• **Task objective**
Restating the data word for word is all that is required.

• **App and web page records**
-*-
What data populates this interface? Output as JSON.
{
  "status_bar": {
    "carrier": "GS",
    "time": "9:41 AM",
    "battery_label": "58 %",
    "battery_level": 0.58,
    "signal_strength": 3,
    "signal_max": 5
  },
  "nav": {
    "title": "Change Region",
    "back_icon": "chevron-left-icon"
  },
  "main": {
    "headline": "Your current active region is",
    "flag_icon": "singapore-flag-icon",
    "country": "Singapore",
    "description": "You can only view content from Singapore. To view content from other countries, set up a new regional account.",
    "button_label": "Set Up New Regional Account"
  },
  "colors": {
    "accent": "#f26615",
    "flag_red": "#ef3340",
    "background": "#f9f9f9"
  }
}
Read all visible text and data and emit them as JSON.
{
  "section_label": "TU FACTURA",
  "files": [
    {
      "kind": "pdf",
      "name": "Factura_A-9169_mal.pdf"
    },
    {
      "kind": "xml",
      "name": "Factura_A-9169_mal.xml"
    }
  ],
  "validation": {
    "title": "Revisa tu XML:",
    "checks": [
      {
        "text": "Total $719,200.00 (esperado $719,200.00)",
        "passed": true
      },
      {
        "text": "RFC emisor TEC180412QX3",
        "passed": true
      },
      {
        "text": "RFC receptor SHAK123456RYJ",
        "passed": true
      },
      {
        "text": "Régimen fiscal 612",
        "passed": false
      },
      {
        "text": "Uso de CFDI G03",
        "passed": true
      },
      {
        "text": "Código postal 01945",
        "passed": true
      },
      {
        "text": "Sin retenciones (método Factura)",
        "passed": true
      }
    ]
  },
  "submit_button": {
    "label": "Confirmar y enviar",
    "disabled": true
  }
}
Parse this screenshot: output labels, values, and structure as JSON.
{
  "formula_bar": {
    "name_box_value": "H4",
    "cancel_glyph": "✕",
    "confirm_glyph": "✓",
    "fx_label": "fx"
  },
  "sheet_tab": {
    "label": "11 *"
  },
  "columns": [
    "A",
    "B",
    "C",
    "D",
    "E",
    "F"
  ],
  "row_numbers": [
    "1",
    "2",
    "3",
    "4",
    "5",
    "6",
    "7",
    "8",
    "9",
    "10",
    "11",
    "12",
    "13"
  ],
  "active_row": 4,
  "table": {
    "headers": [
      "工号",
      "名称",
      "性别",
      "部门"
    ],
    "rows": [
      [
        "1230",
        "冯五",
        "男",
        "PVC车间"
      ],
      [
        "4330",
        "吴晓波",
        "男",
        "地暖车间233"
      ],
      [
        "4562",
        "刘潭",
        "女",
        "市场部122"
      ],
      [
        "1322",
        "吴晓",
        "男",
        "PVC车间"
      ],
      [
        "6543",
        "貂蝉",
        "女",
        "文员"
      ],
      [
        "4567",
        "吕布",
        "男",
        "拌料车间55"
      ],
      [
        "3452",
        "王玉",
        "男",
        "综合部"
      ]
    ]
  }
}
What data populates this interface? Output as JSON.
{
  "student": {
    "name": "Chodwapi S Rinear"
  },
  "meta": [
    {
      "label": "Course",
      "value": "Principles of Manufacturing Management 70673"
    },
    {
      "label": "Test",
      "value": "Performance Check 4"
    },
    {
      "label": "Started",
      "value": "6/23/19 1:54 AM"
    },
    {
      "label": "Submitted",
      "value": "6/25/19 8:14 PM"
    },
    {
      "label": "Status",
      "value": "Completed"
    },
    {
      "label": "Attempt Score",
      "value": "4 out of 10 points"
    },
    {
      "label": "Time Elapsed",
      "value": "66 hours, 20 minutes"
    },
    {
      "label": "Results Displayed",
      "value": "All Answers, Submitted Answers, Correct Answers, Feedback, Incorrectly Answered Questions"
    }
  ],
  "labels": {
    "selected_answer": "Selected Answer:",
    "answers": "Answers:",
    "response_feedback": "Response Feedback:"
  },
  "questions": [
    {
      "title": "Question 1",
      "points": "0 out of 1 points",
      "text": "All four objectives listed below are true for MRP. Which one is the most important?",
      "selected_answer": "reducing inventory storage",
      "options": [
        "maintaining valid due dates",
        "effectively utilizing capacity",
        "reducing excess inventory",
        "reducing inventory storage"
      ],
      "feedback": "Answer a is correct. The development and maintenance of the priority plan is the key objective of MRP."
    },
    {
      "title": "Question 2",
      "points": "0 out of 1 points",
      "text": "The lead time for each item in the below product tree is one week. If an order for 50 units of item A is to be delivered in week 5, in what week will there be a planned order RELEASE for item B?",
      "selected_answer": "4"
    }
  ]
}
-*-
• **Task response**
What data populates this interface? Output as JSON.
{
  "status_bar": {
    "carrier": "GS",
    "time": "9:41 AM",
    "battery_label": "58 %",
    "battery_level": 0.58,
    "signal_strength": 3,
    "signal_max": 5
  },
  "nav": {
    "title": "Change Region",
    "back_icon": "chevron-left-icon"
  },
  "main": {
    "headline": "Your current active region is",
    "flag_icon": "singapore-flag-icon",
    "country": "Singapore",
    "description": "You can only view content from Singapore. To view content from other countries, set up a new regional account.",
    "button_label": "Set Up New Regional Account"
  },
  "colors": {
    "accent": "#f26615",
    "flag_red": "#ef3340",
    "background": "#f9f9f9"
  }
}
Read all visible text and data and emit them as JSON.
{
  "section_label": "TU FACTURA",
  "files": [
    {
      "kind": "pdf",
      "name": "Factura_A-9169_mal.pdf"
    },
    {
      "kind": "xml",
      "name": "Factura_A-9169_mal.xml"
    }
  ],
  "validation": {
    "title": "Revisa tu XML:",
    "checks": [
      {
        "text": "Total $719,200.00 (esperado $719,200.00)",
        "passed": true
      },
      {
        "text": "RFC emisor TEC180412QX3",
        "passed": true
      },
      {
        "text": "RFC receptor SHAK123456RYJ",
        "passed": true
      },
      {
        "text": "Régimen fiscal 612",
        "passed": false
      },
      {
        "text": "Uso de CFDI G03",
        "passed": true
      },
      {
        "text": "Código postal 01945",
        "passed": true
      },
      {
        "text": "Sin retenciones (método Factura)",
        "passed": true
      }
    ]
  },
  "submit_button": {
    "label": "Confirmar y enviar",
    "disabled": true
  }
}
Parse this screenshot: output labels, values, and structure as JSON.
{
  "formula_bar": {
    "name_box_value": "H4",
    "cancel_glyph": "✕",
    "confirm_glyph": "✓",
    "fx_label": "fx"
  },
  "sheet_tab": {
    "label": "11 *"
  },
  "columns": [
    "A",
    "B",
    "C",
    "D",
    "E",
    "F"
  ],
  "row_numbers": [
    "1",
    "2",
    "3",
    "4",
    "5",
    "6",
    "7",
    "8",
    "9",
    "10",
    "11",
    "12",
    "13"
  ],
  "active_row": 4,
  "table": {
    "headers": [
      "工号",
      "名称",
      "性别",
      "部门"
    ],
    "rows": [
      [
        "1230",
        "冯五",
        "男",
        "PVC车间"
      ],
      [
        "4330",
        "吴晓波",
        "男",
        "地暖车间233"
      ],
      [
        "4562",
        "刘潭",
        "女",
        "市场部122"
      ],
      [
        "1322",
        "吴晓",
        "男",
        "PVC车间"
      ],
      [
        "6543",
        "貂蝉",
        "女",
        "文员"
      ],
      [
        "4567",
        "吕布",
        "男",
        "拌料车间55"
      ],
      [
        "3452",
        "王玉",
        "男",
        "综合部"
      ]
    ]
  }
}
What data populates this interface? Output as JSON.
{
  "student": {
    "name": "Chodwapi S Rinear"
  },
  "meta": [
    {
      "label": "Course",
      "value": "Principles of Manufacturing Management 70673"
    },
    {
      "label": "Test",
      "value": "Performance Check 4"
    },
    {
      "label": "Started",
      "value": "6/23/19 1:54 AM"
    },
    {
      "label": "Submitted",
      "value": "6/25/19 8:14 PM"
    },
    {
      "label": "Status",
      "value": "Completed"
    },
    {
      "label": "Attempt Score",
      "value": "4 out of 10 points"
    },
    {
      "label": "Time Elapsed",
      "value": "66 hours, 20 minutes"
    },
    {
      "label": "Results Displayed",
      "value": "All Answers, Submitted Answers, Correct Answers, Feedback, Incorrectly Answered Questions"
    }
  ],
  "labels": {
    "selected_answer": "Selected Answer:",
    "answers": "Answers:",
    "response_feedback": "Response Feedback:"
  },
  "questions": [
    {
      "title": "Question 1",
      "points": "0 out of 1 points",
      "text": "All four objectives listed below are true for MRP. Which one is the most important?",
      "selected_answer": "reducing inventory storage",
      "options": [
        "maintaining valid due dates",
        "effectively utilizing capacity",
        "reducing excess inventory",
        "reducing inventory storage"
      ],
      "feedback": "Answer a is correct. The development and maintenance of the priority plan is the key objective of MRP."
    },
    {
      "title": "Question 2",
      "points": "0 out of 1 points",
      "text": "The lead time for each item in the below product tree is one week. If an order for 50 units of item A is to be delivered in week 5, in what week will there be a planned order RELEASE for item B?",
      "selected_answer": "4"
    }
  ]
}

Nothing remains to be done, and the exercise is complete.